Adding further to the difficultly will be the anticipated interest rate rising cycle over the next three years, which will make savings a tall order as consumers will be more financially stretched.
With the start of national savings month, Standard Bank’s head of deposits and payments Michael Daniels says South Africa has a high a high ratio of household debt to disposable income, which is currently sitting at “75% and starting to pick up”.
As the prime lending rate starts to increase, Daniels says disposable income and deposits might also be under pressure.
Since 1980, savings to GDP, which was nearing 35%, has seen a decline and is now below 15%.
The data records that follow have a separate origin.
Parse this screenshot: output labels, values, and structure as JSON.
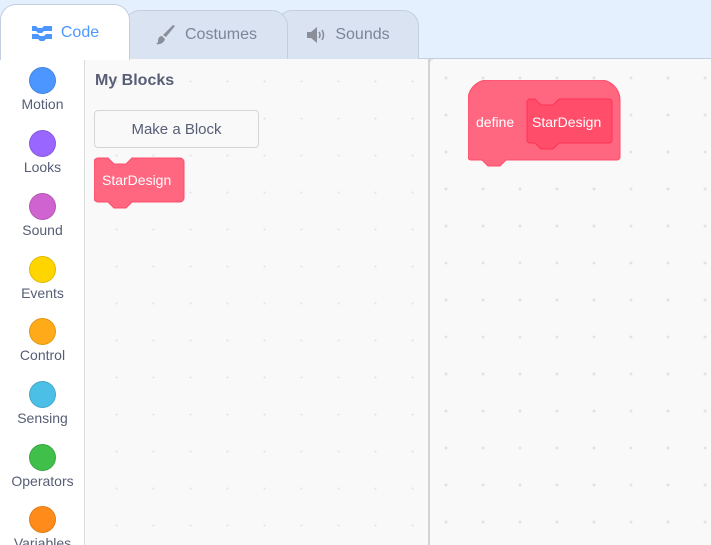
{
  "tabs": [
    {
      "label": "Code",
      "icon": "code-blocks-icon",
      "active": true
    },
    {
      "label": "Costumes",
      "icon": "paintbrush-icon",
      "active": false
    },
    {
      "label": "Sounds",
      "icon": "speaker-icon",
      "active": false
    }
  ],
  "categories": [
    {
      "label": "Motion",
      "color": "#4c97ff"
    },
    {
      "label": "Looks",
      "color": "#9966ff"
    },
    {
      "label": "Sound",
      "color": "#cf63cf"
    },
    {
      "label": "Events",
      "color": "#ffd500"
    },
    {
      "label": "Control",
      "color": "#ffab19"
    },
    {
      "label": "Sensing",
      "color": "#4cbfe6"
    },
    {
      "label": "Operators",
      "color": "#40bf4a"
    },
    {
      "label": "Variables",
      "color": "#ff8c1a"
    }
  ],
  "flyout": {
    "title": "My Blocks",
    "make_block_label": "Make a Block",
    "blocks": [
      {
        "label": "StarDesign"
      }
    ]
  },
  "workspace": {
    "define_block": {
      "keyword": "define",
      "name": "StarDesign"
    }
  },
  "colors": {
    "my_blocks": "#ff6680",
    "my_blocks_dark": "#ff4d6a",
    "my_blocks_border": "#ff3355",
    "accent": "#4c97ff"
  }
}
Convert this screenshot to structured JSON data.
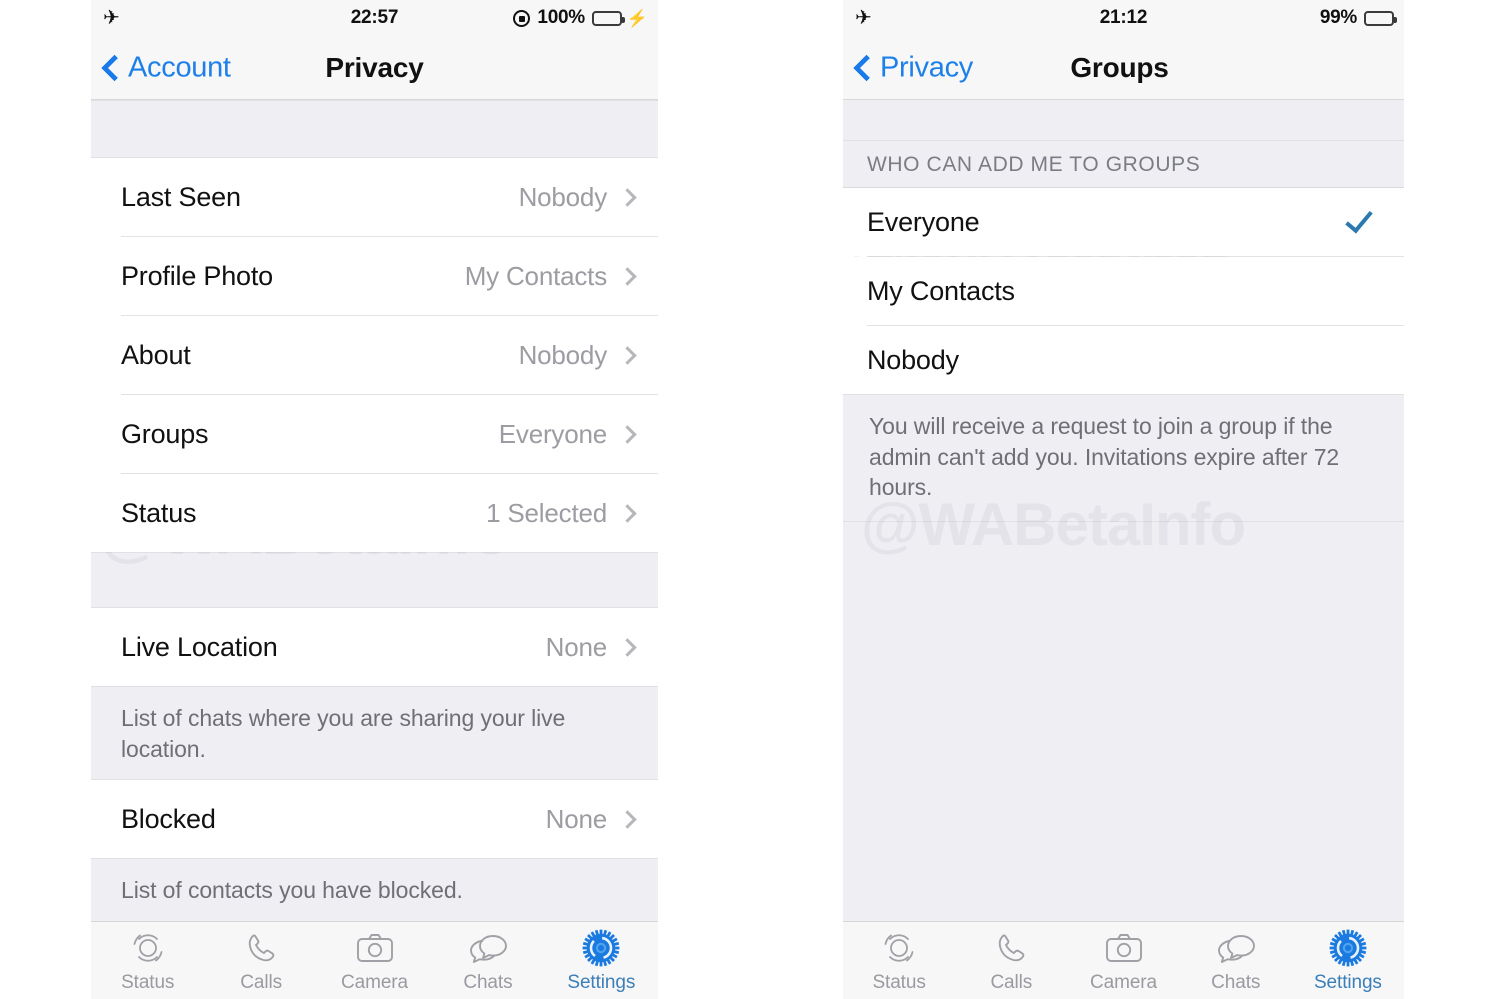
{
  "left_phone": {
    "status_bar": {
      "airplane_icon": "airplane-mode-icon",
      "time": "22:57",
      "rotation_lock_icon": "rotation-lock-icon",
      "battery_percent": "100%",
      "battery_icon": "battery-full-green-icon",
      "charging_icon": "lightning-bolt-icon"
    },
    "nav": {
      "back_label": "Account",
      "back_icon": "chevron-left-icon",
      "title": "Privacy"
    },
    "rows": [
      {
        "label": "Last Seen",
        "value": "Nobody"
      },
      {
        "label": "Profile Photo",
        "value": "My Contacts"
      },
      {
        "label": "About",
        "value": "Nobody"
      },
      {
        "label": "Groups",
        "value": "Everyone"
      },
      {
        "label": "Status",
        "value": "1 Selected"
      }
    ],
    "rows2": [
      {
        "label": "Live Location",
        "value": "None"
      }
    ],
    "note1": "List of chats where you are sharing your live location.",
    "rows3": [
      {
        "label": "Blocked",
        "value": "None"
      }
    ],
    "note2": "List of contacts you have blocked.",
    "watermark": "@WABetaInfo",
    "tabs": [
      {
        "label": "Status",
        "icon": "status-rings-icon",
        "active": false
      },
      {
        "label": "Calls",
        "icon": "phone-icon",
        "active": false
      },
      {
        "label": "Camera",
        "icon": "camera-icon",
        "active": false
      },
      {
        "label": "Chats",
        "icon": "chat-bubbles-icon",
        "active": false
      },
      {
        "label": "Settings",
        "icon": "gear-icon",
        "active": true
      }
    ]
  },
  "right_phone": {
    "status_bar": {
      "airplane_icon": "airplane-mode-icon",
      "time": "21:12",
      "battery_percent": "99%",
      "battery_icon": "battery-full-dark-icon"
    },
    "nav": {
      "back_label": "Privacy",
      "back_icon": "chevron-left-icon",
      "title": "Groups"
    },
    "section_header": "WHO CAN ADD ME TO GROUPS",
    "options": [
      {
        "label": "Everyone",
        "selected": true
      },
      {
        "label": "My Contacts",
        "selected": false
      },
      {
        "label": "Nobody",
        "selected": false
      }
    ],
    "footer_note": "You will receive a request to join a group if the admin can't add you. Invitations expire after 72 hours.",
    "watermark": "@WABetaInfo",
    "tabs": [
      {
        "label": "Status",
        "icon": "status-rings-icon",
        "active": false
      },
      {
        "label": "Calls",
        "icon": "phone-icon",
        "active": false
      },
      {
        "label": "Camera",
        "icon": "camera-icon",
        "active": false
      },
      {
        "label": "Chats",
        "icon": "chat-bubbles-icon",
        "active": false
      },
      {
        "label": "Settings",
        "icon": "gear-icon",
        "active": true
      }
    ]
  },
  "colors": {
    "accent_blue": "#1d80e8",
    "check_blue": "#2c79ad",
    "active_tab": "#3b7fb8",
    "battery_green": "#4cd964",
    "gray_band": "#eeeef3"
  }
}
More recently, the household income to debt ratio has remained above 50% says Daniels, adding that, naturally, when the prime interest rate increases, household debt also increases.
The Treasury has proposed a tax-free savings account to encourage household savings and retirement planning. The government incentive is expected to come into effect in March 2015.
About 12 million South Africans are in the unbanked category. Initiatives such as stokvels as a savings tool are on the rise and are increasingly popular.
People in the stokvels segment, with participants having monthly income of up to R8 000 per month, inherently want to save, as they want to buy houses and cars, says the bank’s Motlatsi Mkalala.
They also have the burden of taking care of extended families and it is through stokvels with diversified options that work in their favour.
Mkalala says stokvels that are managed by the big four banks are worth R4 billion.
Standard Bank advises consumers to start saving at least 10% of their salary and revise the percentage as their salary increases.